EXERCISE AIM — In these records, how many lines contain "this"? Please reply with the number only.

(Element data from apps and pages)

#####

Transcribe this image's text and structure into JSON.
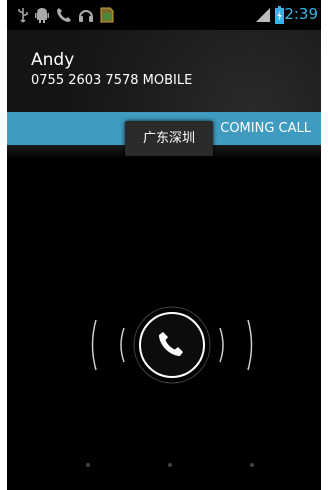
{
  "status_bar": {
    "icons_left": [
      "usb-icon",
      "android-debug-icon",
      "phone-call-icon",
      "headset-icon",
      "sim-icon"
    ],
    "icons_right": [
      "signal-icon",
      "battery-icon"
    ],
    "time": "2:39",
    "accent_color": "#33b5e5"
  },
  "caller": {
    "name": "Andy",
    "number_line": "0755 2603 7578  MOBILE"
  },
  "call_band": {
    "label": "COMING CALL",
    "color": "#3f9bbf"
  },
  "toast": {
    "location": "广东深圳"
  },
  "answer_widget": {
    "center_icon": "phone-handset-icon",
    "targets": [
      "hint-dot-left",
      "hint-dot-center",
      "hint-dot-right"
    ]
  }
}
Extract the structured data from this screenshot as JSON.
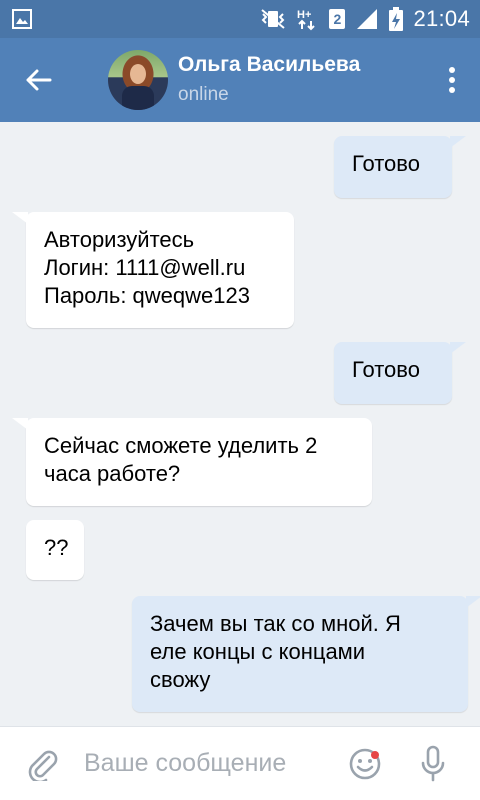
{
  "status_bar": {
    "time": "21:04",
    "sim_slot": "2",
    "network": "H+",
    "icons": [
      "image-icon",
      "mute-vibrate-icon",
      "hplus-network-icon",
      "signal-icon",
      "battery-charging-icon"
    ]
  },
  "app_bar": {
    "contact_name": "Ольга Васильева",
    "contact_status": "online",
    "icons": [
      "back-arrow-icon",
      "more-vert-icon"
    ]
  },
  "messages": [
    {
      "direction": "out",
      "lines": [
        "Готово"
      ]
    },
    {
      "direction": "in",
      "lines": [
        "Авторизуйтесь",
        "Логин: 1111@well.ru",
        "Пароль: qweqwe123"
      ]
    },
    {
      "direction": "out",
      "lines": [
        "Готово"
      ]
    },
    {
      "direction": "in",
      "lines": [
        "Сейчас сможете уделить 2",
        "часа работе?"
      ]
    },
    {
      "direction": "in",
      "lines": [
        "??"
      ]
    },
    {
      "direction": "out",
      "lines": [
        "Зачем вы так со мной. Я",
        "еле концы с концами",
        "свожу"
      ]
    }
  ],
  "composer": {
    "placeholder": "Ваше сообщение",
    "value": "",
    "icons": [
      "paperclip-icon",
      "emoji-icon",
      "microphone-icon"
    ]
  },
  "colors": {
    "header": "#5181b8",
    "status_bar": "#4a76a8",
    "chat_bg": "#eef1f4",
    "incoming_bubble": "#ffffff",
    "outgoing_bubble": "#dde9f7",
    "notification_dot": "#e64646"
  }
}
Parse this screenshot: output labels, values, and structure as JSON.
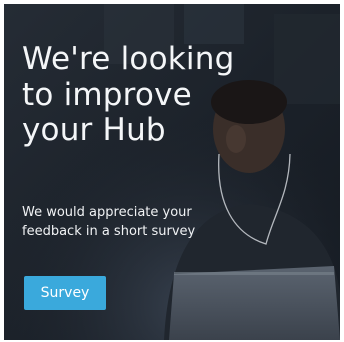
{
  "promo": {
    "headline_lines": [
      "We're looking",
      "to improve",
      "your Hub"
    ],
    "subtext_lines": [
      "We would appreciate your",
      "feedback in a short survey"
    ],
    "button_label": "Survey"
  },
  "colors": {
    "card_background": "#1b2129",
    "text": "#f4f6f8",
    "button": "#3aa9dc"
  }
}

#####

RESPONSE AREA — 3